    2.  Timothy Relationships. This is the “classic protege’.” Every learning person can and should be a teaching person. Just as Timothy was mentored by Paul, Timothy was to mentor “faithful men” in his church.

    My wife is a clinical pastoral counselor, and supervises clinical pastoral training (CPE). This is essentially a mentoring role. However, in CPE, to supervise means one has to be under supervision. In other words, to be a mentor, one has to have a mentor. It’s a good idea.

    3.  Epaphroditus Relationships. One’s mentor is usually older and one’s protege’ is usually younger, but one should also learn and grow with peers. The Proverbs reference of “iron sharpening iron” is relevant here. Paul described Philemon in terms of equals,

    • dear friend

    • fellow worker

    • loving brother

    • partner

    Yet Paul seeked to guide Philemon and seeked help from Philemon. Recognizing another as an equal should not mean that one believes there is nothing to learn from that person. In fact, accountability is important as well as sharing insights.

    All three relationships are part of the mentoring experience. In fact, one really should be learning from mentors, but also from proteges and peers.

    Unfortunately, churches and the mission field are often not good at this. Some organizations set up “accountability partners” or disciplers. However, a true mentor is more personal. A good mentor shares a basic philosophy of life with you, and in some ways is a model of who you want to be. It requires chemistry, not just mandate.

    There are many people I respect, yet I do not share a philosophy of life or ministry with. There are many I think are doing well what God has called them to do, yet are not doing something that I would desire to emulate.

    In the end, I guess in missions, I don’t want to see formal “mentoring programs.” That is because mentors are too tied to one’s personality and individual calling, to be fit into a programmatic structure. What I would like to see is a cultural change, where mentoring relationships are encouraged and cultivated in church and mission communities.

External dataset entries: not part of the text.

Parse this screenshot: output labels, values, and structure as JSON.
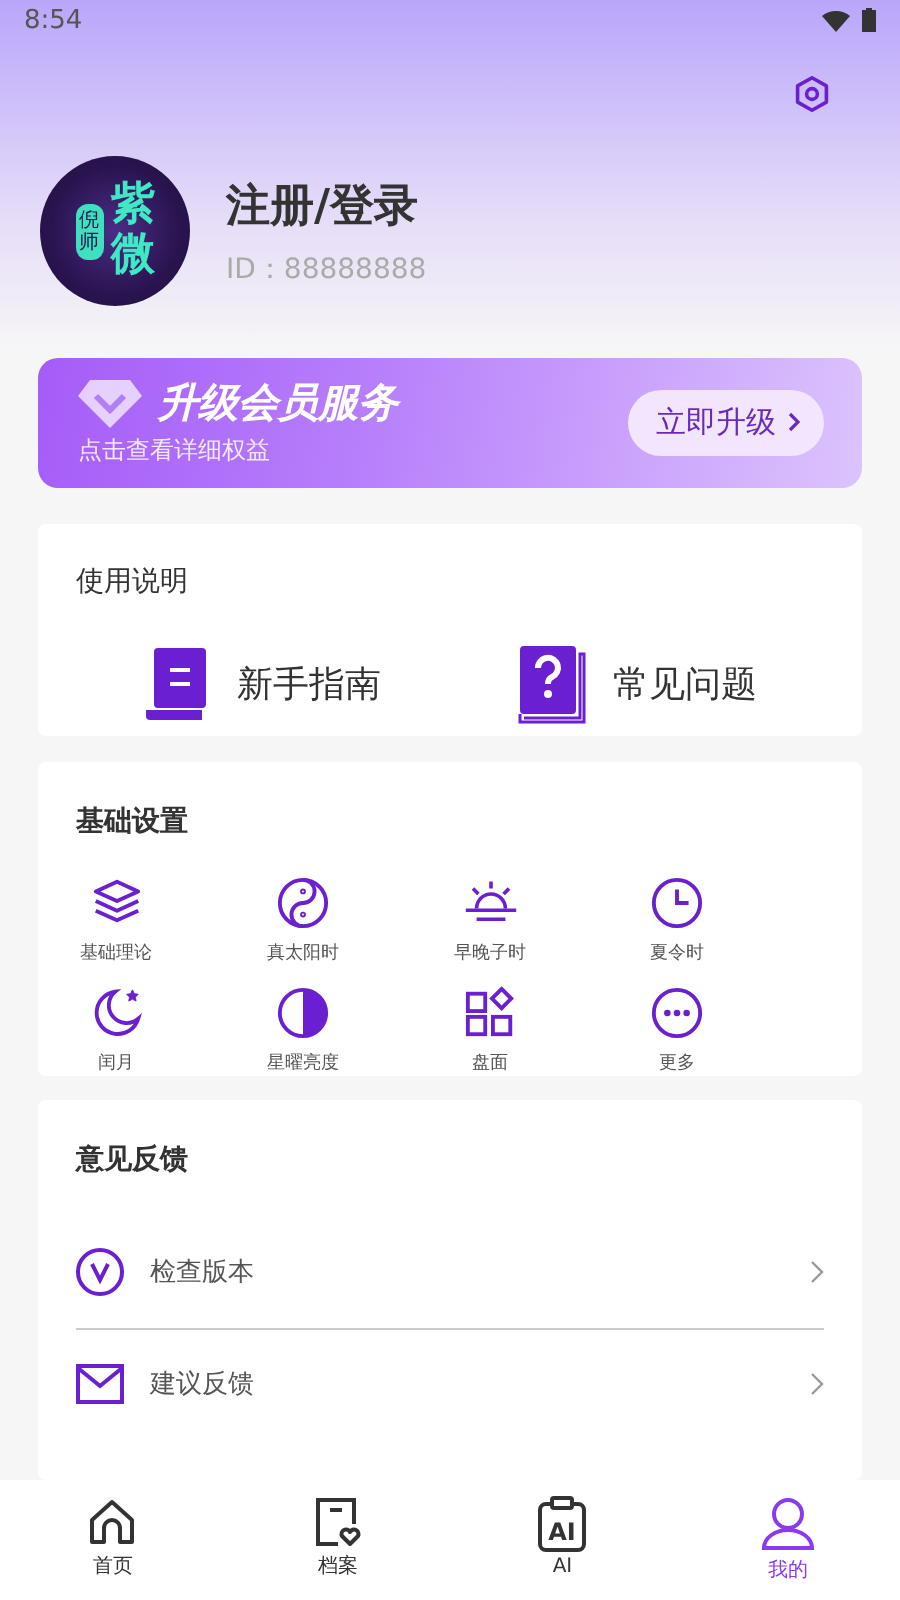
{
  "status_bar": {
    "time": "8:54"
  },
  "profile": {
    "avatar": {
      "badge": "倪师",
      "title": "紫微"
    },
    "name": "注册/登录",
    "id": "ID：88888888"
  },
  "vip_banner": {
    "title": "升级会员服务",
    "subtitle": "点击查看详细权益",
    "button": "立即升级"
  },
  "guide": {
    "title": "使用说明",
    "items": [
      {
        "label": "新手指南"
      },
      {
        "label": "常见问题"
      }
    ]
  },
  "settings": {
    "title": "基础设置",
    "items": [
      {
        "label": "基础理论"
      },
      {
        "label": "真太阳时"
      },
      {
        "label": "早晚子时"
      },
      {
        "label": "夏令时"
      },
      {
        "label": "闰月"
      },
      {
        "label": "星曜亮度"
      },
      {
        "label": "盘面"
      },
      {
        "label": "更多"
      }
    ]
  },
  "feedback": {
    "title": "意见反馈",
    "items": [
      {
        "label": "检查版本"
      },
      {
        "label": "建议反馈"
      }
    ]
  },
  "tab_bar": [
    {
      "label": "首页",
      "selected": false
    },
    {
      "label": "档案",
      "selected": false
    },
    {
      "label": "AI",
      "icon_text": "AI",
      "selected": false
    },
    {
      "label": "我的",
      "selected": true
    }
  ]
}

    It’s a challenge, and I am not sure when and if this will happen. I am not even sure how comfortable I would be in that sort of culture. I am, admittedly, a task-driven person, and a strong 3-level mentoring community needs people-oriented members. But I think that all would gain from an intentional mentoring climate. Within the missions realm, I have had probably three people who could be described as my mentors. One of them no longer is… but the other two still are to some extent. Distance communications of today allow mentoring for even solo missionaries in remote locations. I would hate to think where any missionary would be without good mentors.